"POW! The Sun just served up a powerful flare!" NASA noted in a tweet. It also shared an image of the flare on its Solar Cycle 25 blog as captured by its Solar Dynamic Observatory, which is constantly watching the sun.

Solar flares are "powerful bursts of radiation," the agency noted. When this radiation reaches the Earth, it can interfere with certain systems such as GPS, spacecraft orbits, satellite electronics and, in more extreme events, power grids.

In the case of Thursday's flare, the SWPC noted that it caused a temporary R3 event. An R3 pertains to a "strong" radio blackout event wherein there could be a "wide area blackout of HF radio communication, loss of radio contact for about an hour on sunlit side of Earth." Low-frequency navigation may also be affected for about an hour.

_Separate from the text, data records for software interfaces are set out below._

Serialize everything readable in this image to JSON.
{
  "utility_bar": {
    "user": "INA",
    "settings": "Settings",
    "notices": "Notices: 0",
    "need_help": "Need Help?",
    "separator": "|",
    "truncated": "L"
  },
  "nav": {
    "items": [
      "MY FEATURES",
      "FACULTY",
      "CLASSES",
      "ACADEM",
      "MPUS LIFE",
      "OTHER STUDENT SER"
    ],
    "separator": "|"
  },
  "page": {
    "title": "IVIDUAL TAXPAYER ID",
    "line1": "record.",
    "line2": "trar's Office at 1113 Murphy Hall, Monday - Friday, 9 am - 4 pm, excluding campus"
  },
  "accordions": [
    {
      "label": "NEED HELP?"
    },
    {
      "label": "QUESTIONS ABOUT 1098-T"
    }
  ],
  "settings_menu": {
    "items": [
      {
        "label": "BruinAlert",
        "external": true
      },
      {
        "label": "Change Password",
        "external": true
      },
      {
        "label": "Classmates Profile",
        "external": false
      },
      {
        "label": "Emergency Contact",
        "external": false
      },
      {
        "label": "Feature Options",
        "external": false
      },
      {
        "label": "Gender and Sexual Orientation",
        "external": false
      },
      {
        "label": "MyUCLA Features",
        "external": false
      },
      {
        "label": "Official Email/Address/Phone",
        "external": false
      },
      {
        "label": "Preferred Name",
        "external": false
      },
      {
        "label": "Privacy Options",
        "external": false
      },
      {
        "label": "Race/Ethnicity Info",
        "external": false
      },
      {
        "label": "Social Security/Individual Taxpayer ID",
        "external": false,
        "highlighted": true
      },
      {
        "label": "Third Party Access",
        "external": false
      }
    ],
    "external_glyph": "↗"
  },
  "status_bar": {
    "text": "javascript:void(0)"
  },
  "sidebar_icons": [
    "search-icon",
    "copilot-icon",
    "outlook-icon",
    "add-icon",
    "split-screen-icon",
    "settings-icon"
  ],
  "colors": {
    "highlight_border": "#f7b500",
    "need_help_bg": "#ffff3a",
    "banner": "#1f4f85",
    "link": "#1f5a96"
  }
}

The associated coronal mass ejection could reach the Earth sometime Saturday or Sunday, just in time for Halloween, reported, noting that new data could provide more precise forecasts.

Currently, however, an S1 radiation storm alert is already in place in relation to the X1 flare. Considered a "minor" alert with only minor possible impacts on HF radio in the polar regions, the S1 radiation storm began at 1:40 p.m. EDT Thursday, and the alert will persist until Friday at 8:40 a.m.

This is so far the second X-class solar flare of the current Solar Cycle 25, reported, noting that it was certainly an "eruptive" event.

Solar Flare 2014
An X-class solar flare observed on Oct. 25, 2014. NASA/SDO